Scorpions are most active at night. They hide under boards, rubbish, or similar debris that provides shelter and protection. Places commonly infested in a home are under the house or in the attic. They feed on insects, spiders, or similar small animal life.
Scorpions have a long life cycle, lasting three to five years. Males and females go through a courtship ritual prior to mating. Scorpions do not lay eggs, and the young are born alive. After birth the young scorpions climb on the back of the mother and remain there until after their first molt. Scorpions are cannibalistic and readily eat their own species. Females often eat their own young.
Mechanically destroy any scorpions found indoors by swatting or crushing. Clean out all possible hiding places. Hiding or breeding areas can be treated with sprays. Ducks and chickens will eliminate most scorpions from around a building. During dry weather scorpions can be attracted and trapped by spreading moist burlap on the ground around infested areas.
Almost all spiders in Florida are harmless to man. Most species do not bite unless provoked to attack. The widow spiders, primarily the brown widow, the southern black widow, and the northern black widow, are the most frequently found venomous spiders.
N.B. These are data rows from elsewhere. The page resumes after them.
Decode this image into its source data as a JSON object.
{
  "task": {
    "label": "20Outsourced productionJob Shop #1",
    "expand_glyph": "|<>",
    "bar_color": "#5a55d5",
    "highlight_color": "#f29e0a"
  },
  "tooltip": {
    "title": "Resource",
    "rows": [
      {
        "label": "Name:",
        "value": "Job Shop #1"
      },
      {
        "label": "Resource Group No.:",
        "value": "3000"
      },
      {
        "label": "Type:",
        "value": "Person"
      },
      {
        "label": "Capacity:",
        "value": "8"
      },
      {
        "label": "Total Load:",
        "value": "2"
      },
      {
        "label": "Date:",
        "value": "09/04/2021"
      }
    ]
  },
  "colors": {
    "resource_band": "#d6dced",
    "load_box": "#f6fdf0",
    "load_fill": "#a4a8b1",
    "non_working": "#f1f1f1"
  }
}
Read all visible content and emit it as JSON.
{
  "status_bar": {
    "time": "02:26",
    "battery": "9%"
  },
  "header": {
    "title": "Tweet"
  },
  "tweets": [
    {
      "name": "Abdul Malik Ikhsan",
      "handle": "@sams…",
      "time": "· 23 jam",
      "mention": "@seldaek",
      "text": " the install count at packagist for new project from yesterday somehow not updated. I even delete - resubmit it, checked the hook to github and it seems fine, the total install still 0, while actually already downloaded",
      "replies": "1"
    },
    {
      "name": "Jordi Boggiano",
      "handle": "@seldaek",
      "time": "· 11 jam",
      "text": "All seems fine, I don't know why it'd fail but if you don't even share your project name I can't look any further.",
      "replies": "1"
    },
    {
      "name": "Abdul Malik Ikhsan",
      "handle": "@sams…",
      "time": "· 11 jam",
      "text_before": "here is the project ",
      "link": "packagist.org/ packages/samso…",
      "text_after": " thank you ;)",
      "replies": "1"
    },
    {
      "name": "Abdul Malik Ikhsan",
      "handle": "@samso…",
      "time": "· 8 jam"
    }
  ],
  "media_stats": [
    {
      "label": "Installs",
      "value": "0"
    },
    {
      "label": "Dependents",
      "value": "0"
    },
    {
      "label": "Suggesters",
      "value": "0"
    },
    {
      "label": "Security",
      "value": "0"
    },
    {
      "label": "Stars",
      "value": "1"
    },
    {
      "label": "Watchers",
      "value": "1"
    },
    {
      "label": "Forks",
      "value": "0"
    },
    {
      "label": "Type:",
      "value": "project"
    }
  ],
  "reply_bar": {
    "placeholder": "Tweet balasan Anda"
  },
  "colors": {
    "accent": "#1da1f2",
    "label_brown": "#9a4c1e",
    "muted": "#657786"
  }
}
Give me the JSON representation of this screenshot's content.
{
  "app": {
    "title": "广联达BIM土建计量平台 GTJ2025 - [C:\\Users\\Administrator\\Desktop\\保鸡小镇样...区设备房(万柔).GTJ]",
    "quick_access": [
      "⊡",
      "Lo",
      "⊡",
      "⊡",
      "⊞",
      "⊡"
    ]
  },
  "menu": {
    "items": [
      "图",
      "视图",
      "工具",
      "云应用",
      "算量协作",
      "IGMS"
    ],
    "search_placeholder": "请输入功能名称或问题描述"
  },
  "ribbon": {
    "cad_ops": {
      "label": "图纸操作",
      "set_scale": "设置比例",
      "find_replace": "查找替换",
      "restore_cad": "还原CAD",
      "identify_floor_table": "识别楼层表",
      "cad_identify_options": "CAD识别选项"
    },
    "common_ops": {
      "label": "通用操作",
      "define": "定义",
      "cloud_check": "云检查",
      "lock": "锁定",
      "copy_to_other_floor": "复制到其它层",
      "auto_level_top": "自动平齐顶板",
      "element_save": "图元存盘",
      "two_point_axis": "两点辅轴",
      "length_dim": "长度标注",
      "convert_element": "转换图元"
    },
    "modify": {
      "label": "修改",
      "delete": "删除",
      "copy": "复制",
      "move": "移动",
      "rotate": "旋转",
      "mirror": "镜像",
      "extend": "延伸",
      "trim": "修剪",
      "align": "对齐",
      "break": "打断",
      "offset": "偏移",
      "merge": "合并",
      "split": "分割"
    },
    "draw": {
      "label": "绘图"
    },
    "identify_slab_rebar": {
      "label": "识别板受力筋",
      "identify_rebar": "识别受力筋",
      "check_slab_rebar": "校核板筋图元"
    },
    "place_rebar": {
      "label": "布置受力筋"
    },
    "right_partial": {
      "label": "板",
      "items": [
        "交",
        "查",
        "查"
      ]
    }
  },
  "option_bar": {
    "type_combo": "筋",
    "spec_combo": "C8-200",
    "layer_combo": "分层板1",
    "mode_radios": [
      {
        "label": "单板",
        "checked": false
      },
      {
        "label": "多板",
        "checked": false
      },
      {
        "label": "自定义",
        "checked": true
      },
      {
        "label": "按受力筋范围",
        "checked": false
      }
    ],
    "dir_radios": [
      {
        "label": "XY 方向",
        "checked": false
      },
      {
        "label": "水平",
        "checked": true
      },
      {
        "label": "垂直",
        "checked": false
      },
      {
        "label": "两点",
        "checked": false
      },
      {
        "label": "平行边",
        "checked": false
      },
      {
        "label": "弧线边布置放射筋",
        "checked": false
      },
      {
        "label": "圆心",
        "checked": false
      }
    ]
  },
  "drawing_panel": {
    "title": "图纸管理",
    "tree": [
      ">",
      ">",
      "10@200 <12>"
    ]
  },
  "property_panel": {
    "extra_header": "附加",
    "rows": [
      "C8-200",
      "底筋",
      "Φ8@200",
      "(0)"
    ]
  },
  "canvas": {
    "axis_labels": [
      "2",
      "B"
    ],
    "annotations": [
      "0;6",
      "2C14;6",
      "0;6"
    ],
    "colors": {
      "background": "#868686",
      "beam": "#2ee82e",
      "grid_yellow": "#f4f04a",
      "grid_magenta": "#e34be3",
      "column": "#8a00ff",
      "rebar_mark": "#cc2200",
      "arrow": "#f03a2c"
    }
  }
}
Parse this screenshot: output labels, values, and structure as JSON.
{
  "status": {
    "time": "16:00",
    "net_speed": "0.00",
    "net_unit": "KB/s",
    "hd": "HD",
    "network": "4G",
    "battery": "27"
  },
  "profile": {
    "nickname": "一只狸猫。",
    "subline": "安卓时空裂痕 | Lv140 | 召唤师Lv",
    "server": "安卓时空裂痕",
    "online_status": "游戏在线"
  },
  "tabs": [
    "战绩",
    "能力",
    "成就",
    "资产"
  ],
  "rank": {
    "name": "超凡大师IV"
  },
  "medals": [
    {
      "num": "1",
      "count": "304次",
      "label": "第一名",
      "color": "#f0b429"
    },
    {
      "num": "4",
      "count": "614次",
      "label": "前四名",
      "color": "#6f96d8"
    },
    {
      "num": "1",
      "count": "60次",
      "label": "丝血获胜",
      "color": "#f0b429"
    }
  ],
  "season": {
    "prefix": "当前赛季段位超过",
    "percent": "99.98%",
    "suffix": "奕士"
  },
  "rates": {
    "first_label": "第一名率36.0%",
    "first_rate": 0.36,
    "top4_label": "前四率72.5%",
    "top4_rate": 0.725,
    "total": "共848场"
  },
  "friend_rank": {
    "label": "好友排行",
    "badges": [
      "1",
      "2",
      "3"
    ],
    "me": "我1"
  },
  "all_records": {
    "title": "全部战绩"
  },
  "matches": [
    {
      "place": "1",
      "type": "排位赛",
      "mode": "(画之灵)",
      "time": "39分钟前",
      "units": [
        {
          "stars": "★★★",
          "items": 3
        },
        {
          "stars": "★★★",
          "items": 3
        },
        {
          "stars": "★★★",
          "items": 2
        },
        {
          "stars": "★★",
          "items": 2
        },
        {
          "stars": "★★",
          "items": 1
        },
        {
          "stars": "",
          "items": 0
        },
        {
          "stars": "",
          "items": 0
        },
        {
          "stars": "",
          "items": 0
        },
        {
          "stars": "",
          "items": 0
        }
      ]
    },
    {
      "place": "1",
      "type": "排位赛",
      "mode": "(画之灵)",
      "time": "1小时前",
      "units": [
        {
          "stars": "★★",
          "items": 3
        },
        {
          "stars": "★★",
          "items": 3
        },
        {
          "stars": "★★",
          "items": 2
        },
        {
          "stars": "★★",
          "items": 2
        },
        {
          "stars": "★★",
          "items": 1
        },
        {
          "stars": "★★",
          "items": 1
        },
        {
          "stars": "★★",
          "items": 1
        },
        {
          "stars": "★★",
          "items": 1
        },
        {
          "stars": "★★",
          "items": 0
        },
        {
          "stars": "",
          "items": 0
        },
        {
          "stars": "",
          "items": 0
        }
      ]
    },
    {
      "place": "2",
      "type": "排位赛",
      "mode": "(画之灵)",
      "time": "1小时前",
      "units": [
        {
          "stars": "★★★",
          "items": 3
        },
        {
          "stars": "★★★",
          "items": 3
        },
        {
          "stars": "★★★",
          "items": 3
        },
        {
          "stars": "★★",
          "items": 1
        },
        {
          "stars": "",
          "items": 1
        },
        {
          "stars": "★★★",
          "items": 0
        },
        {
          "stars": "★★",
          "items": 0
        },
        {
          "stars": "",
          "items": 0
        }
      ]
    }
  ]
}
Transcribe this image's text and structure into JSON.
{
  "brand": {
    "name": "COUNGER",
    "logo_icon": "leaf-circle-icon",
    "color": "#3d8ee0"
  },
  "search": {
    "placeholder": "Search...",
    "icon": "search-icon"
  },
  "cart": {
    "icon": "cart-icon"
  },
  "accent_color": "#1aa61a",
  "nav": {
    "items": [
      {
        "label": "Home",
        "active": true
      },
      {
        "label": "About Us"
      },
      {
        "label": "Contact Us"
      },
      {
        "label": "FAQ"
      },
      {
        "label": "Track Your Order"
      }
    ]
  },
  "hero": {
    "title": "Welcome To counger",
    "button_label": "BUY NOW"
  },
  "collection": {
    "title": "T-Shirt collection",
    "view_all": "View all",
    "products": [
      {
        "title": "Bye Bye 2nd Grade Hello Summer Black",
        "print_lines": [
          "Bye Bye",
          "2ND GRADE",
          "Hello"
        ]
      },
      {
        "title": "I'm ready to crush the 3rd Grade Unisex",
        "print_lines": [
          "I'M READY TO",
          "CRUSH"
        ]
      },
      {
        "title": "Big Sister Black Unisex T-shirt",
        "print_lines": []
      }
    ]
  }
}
See the chapter "Venomous Spiders" for more information.
Fire ants look like ordinary house ants. However, they are aggressive and capable of inflicting a painful sting. The colony of imported fire ants lives in a mound sometimes 3 feet across. See the fact sheet Managing Imported Fire Ants Urban Areas for more information (https://edis.ifas.ufl.edu/publication/lh059).
Velvet ants (Figure 12) belong to a large family, Mutillidae, and are wingless, antlike wasps. The females are solitary with an efficient, large stinger. Most species are parasitic on solitary bees and wasp species.
Humans are usually stung by velvet ants when the female is accidentally stepped on with bare feet or trapped against the body in clothing or bedding. Since the velvet ant is solitary and roaming, control is difficult.
The wheel bug (Figure 13) is a predaceous bug with a coglike crest on its thorax. They feed on insects; however, humans are bitten by accidental contact. The bug penetrates the skin with its beak and injects a salivary fluid used to kill its prey. The fluid causes an immediate intense pain that lasts three to six hours. The best way to prevent wheel bug bites is to avoid the insect.
Blister beetles (Figure 14) are narrow beetles with a neck that is more slender than the head and wings. Adult beetles can release a fluid that causes blisters on human skin. The larvae of blister beetles are harmless to man and are predaceous on other insects. The adult beetles feed on foliage, and persons often come into contact when moving through infested vegetation. The only suitable control of blister beetles is avoidance of individual beetles or chemical application to crop plants. It is necessary to check recommendations for the crop to determine the chemical to be used.
Stinging caterpillars frequently found in Florida are the puss caterpillar, saddleback caterpillar, Io moth caterpillar, and the hag moth caterpillar. These caterpillars feed on vegetation and have spines that can break off in the skin. When the spines break, a toxin flows from the spines onto the skin, causing a burning sensation. When working in an infested area, wear protective clothing. See the chapter "Stinging and Venomous Caterpillars in the Southeast" for more information (https://edis.ifas.ufl.edu/publication/in014).
Summary of Important Stinging Arthropods.